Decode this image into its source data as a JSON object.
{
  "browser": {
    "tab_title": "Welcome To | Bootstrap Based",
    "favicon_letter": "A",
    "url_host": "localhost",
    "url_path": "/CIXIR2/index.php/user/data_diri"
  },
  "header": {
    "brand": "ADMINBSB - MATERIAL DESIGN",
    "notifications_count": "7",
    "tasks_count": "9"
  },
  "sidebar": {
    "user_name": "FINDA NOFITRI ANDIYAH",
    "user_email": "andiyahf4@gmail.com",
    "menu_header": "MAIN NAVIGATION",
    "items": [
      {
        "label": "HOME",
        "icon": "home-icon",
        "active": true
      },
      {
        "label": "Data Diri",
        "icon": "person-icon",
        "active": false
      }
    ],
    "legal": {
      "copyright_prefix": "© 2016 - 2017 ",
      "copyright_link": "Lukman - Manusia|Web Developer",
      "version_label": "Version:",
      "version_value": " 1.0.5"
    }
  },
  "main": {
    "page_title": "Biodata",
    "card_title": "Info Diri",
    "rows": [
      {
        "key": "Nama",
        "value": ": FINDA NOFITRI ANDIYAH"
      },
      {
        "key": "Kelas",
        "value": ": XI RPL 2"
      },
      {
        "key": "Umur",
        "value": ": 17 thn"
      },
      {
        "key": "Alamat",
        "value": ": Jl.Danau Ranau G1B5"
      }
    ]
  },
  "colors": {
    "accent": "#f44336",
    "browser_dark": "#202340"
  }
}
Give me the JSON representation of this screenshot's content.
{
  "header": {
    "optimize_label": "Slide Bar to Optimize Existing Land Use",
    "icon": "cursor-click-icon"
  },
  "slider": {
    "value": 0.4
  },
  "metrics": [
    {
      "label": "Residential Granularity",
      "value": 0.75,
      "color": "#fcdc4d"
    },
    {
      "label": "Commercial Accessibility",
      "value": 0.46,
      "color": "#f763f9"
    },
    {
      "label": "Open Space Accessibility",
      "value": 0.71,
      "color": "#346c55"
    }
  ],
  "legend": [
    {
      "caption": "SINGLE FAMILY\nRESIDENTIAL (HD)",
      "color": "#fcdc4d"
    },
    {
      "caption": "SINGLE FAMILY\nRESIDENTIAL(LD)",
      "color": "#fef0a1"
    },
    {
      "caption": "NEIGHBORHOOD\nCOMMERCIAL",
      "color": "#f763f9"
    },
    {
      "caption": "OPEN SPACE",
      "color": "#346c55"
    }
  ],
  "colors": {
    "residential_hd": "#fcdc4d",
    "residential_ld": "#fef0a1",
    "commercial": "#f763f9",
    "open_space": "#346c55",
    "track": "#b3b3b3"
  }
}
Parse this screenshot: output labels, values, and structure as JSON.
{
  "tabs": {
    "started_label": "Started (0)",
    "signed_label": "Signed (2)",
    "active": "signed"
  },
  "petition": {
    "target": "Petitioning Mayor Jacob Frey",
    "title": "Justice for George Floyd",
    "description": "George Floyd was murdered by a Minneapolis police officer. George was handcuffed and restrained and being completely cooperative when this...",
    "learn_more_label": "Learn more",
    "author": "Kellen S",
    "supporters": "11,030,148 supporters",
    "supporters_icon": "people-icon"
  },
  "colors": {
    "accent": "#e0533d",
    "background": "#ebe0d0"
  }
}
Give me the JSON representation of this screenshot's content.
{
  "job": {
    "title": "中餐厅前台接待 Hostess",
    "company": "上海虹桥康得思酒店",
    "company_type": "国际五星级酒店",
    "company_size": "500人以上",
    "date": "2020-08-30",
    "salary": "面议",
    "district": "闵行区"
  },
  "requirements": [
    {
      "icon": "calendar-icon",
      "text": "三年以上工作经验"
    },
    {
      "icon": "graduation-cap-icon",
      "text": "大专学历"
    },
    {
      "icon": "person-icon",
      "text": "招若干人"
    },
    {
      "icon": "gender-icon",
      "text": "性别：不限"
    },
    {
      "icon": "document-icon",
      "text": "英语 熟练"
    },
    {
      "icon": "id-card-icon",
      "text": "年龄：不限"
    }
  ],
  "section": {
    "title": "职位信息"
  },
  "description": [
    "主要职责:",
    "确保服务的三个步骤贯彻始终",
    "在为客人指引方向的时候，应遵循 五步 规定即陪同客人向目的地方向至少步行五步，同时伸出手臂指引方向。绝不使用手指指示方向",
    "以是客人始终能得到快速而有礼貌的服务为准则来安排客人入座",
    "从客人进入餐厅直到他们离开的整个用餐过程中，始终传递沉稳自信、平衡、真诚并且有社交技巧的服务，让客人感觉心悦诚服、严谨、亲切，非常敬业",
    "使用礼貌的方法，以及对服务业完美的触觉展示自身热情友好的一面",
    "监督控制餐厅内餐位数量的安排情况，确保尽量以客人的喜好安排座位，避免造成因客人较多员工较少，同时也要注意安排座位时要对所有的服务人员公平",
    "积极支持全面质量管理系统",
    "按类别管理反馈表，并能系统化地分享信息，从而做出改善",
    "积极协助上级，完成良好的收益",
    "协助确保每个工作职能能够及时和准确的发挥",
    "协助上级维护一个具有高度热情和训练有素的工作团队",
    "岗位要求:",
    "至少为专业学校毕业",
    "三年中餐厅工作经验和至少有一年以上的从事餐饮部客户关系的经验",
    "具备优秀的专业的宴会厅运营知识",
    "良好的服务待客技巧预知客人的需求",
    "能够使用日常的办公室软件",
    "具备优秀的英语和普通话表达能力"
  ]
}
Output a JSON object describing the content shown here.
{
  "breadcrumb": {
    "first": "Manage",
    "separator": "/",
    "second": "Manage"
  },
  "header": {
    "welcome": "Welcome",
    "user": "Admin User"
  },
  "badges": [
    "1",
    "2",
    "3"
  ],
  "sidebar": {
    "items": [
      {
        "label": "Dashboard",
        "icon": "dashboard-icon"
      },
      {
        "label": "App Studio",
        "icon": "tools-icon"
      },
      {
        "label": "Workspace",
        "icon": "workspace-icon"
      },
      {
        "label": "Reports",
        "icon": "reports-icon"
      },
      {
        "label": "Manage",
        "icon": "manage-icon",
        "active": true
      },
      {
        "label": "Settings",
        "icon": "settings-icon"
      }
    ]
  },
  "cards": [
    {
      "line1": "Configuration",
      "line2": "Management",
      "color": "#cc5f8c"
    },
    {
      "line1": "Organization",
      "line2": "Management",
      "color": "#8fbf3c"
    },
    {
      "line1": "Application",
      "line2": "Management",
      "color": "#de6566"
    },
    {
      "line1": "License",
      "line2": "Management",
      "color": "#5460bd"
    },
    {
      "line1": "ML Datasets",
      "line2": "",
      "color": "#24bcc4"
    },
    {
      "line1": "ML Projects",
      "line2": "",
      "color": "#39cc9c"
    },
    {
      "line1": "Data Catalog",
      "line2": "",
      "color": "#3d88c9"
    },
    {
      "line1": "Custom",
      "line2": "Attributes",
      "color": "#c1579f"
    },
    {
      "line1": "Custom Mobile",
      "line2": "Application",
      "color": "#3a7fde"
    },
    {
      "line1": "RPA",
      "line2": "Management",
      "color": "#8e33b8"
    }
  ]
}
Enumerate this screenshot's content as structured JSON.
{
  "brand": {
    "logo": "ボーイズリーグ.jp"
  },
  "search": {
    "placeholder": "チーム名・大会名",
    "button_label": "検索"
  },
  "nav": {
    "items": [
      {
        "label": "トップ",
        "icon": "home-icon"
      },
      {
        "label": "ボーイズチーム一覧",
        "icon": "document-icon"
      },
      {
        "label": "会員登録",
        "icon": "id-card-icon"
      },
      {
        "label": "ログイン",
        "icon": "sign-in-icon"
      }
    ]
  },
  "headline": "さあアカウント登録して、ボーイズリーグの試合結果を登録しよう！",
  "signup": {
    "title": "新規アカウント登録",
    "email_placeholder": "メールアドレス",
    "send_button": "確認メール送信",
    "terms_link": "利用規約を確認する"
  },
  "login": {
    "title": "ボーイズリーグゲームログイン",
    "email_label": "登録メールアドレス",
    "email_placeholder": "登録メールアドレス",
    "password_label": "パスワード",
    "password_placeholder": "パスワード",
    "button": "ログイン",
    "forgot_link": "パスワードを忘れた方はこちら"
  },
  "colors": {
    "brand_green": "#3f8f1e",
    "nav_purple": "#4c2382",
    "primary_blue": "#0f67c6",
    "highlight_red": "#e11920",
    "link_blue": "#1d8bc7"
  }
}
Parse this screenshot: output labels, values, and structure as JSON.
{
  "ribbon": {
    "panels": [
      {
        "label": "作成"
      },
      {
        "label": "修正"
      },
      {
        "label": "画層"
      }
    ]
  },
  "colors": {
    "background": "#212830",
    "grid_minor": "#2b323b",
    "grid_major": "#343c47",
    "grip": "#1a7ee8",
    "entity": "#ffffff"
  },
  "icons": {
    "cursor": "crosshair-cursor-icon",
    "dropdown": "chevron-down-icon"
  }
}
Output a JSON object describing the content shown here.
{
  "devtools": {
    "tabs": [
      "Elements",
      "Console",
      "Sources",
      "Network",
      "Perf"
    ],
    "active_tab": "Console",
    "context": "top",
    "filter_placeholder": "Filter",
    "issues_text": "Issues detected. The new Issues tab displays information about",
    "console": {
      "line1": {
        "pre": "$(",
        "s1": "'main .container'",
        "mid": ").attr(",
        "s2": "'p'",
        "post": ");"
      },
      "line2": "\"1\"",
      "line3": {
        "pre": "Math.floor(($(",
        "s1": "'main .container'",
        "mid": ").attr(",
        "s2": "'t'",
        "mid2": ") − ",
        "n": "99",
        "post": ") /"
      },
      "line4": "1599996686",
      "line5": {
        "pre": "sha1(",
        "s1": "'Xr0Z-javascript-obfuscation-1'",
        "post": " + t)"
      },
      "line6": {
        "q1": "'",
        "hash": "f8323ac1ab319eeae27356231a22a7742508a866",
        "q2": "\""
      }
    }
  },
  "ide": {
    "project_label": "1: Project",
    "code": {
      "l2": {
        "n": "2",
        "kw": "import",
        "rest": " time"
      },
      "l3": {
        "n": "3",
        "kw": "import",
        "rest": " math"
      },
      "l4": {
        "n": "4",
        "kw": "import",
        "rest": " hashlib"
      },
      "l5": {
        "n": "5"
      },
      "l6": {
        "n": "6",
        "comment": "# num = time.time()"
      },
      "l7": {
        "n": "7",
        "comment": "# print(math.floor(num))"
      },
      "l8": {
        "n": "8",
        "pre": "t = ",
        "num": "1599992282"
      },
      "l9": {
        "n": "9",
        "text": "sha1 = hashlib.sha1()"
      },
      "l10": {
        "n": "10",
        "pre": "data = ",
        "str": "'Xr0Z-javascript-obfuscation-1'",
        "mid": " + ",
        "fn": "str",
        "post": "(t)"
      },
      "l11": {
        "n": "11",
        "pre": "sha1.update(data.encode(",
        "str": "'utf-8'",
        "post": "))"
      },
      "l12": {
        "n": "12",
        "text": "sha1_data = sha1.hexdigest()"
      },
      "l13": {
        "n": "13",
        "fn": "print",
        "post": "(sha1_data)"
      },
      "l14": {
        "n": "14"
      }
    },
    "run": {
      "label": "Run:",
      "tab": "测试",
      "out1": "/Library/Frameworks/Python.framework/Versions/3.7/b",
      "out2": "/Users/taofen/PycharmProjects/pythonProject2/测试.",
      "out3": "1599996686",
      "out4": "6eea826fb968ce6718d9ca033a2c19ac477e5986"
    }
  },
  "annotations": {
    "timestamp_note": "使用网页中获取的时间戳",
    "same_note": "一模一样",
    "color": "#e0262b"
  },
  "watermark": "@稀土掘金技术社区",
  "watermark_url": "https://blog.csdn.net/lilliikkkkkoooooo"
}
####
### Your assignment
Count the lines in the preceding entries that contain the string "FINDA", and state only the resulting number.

### Reply to the exercise
2